To kick things off, Mitesh tells us if barefoot running is really good for you, or just another “power-balance” moment.
Remember the good old days when we were younger, laughed all the time…and ran barefoot in the garden…on the beach…even in the veld (…if you were lucky enough)…
Barefoot running as the name states is simply running without wearing any shoes on the feet. Running in thin-soled, flexible shoes, often called minimalist running, is biomechanically related to running barefoot. Barefoot running presently the source of much speculation and debate…begging the question, “is barefoot running good or bad for you?”
Scientists have found that those who run barefoot, or in minimal footwear, tend to avoid “heel-striking,” and instead land on the ball of the foot or the middle of the foot. In so doing, these forefoot runners use the architecture of the foot and leg to avoid hurtful and potentially damaging impacts, equivalent to two to three times body weight, that affect heel-strikers repeatedly.
According to a published article, in Nature magazine, “Humans have engaged in endurance running for millions of years, but the modern running shoe was not invented until the 1970s. For most of human evolutionary history, runners were either barefoot or wore minimal footwear such as sandals or moccasins with smaller heels and little cushioning.”
Although barefoot running or wearing minimal footwear may not be the fix for all injuries, there are some compelling claims for hitting the dirt running … literally 🙂
Development of a more natural running pattern (gait) and strengthen the deep muscles, tendons and ligaments of the foot.
Removing the heel lift of most shoes may help reduce injuries, such as calf strain or Achilles tendinosis, by stretching the leg muscles.
Runners will naturally land on their forefoot rather then the heel. The heel strike during running only came about because of the excessive padding of running shoes, but research shows this isn’t the most effective natural running stride. The most efficient runners land on the forefoot and keep their strides smooth, short, light and flowing. Landing on the forefoot also allows your arches to act as natural shock absorbers.
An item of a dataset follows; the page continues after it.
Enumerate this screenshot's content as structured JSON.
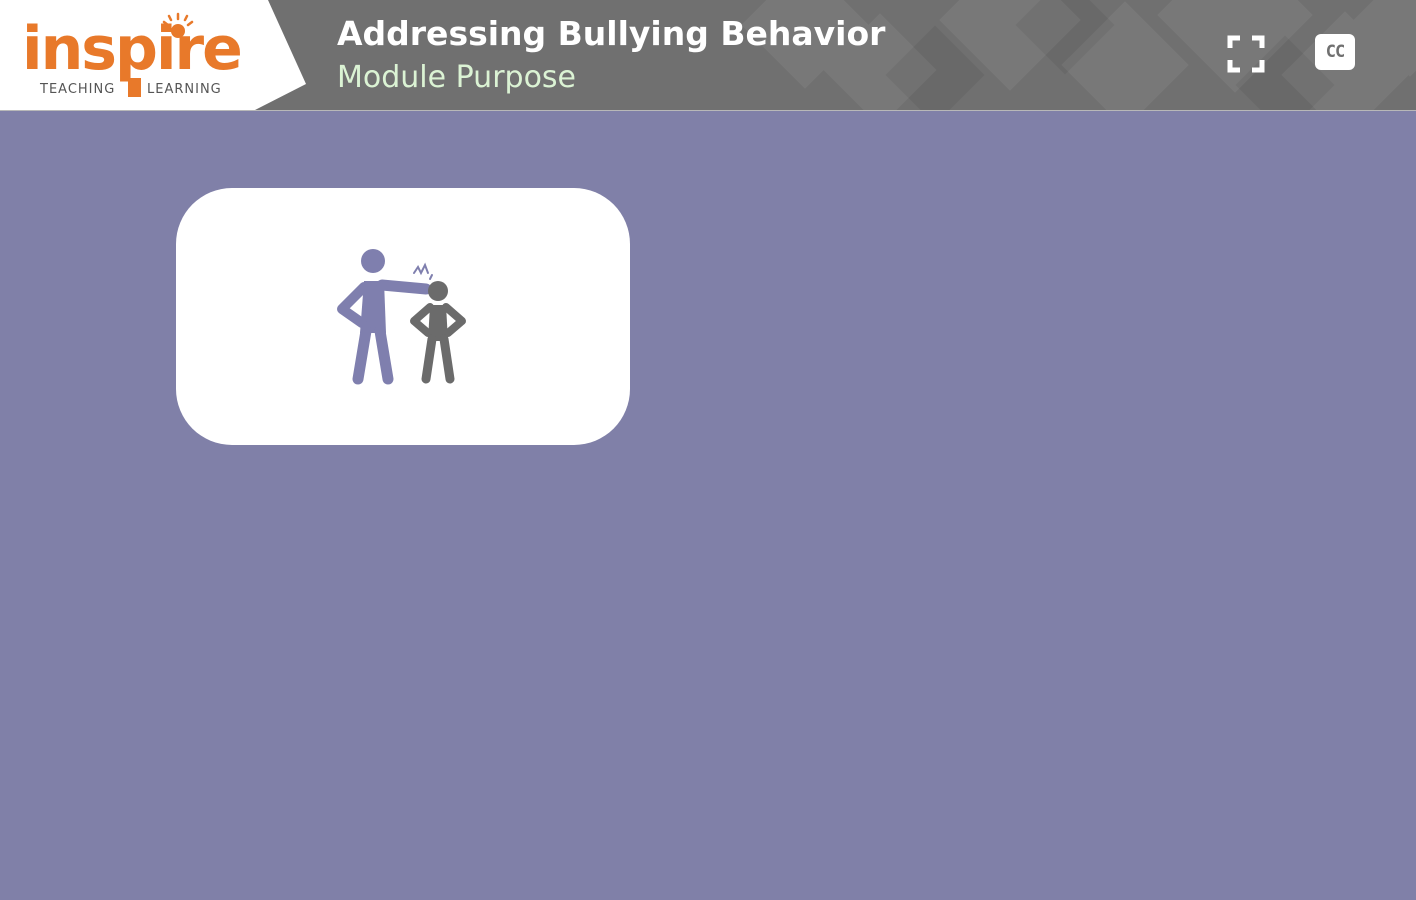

You may improve balance and proprioception. Without shoes, you activate the smaller muscles in your feet, ankles, legs, and hips that are responsible for better balance and coordination.
Research with regard to barefoot running points to either advantages or disadvantages. Some runners swear by barefoot running and others run injury free wearing running shoes. It may be impossible to come to a conclusion as to which is best.
All runners are different and what works for one, may not work for another.
BY: Mitesh Anop
Foot injuries, General Health/Fitness, Lower Limb injuries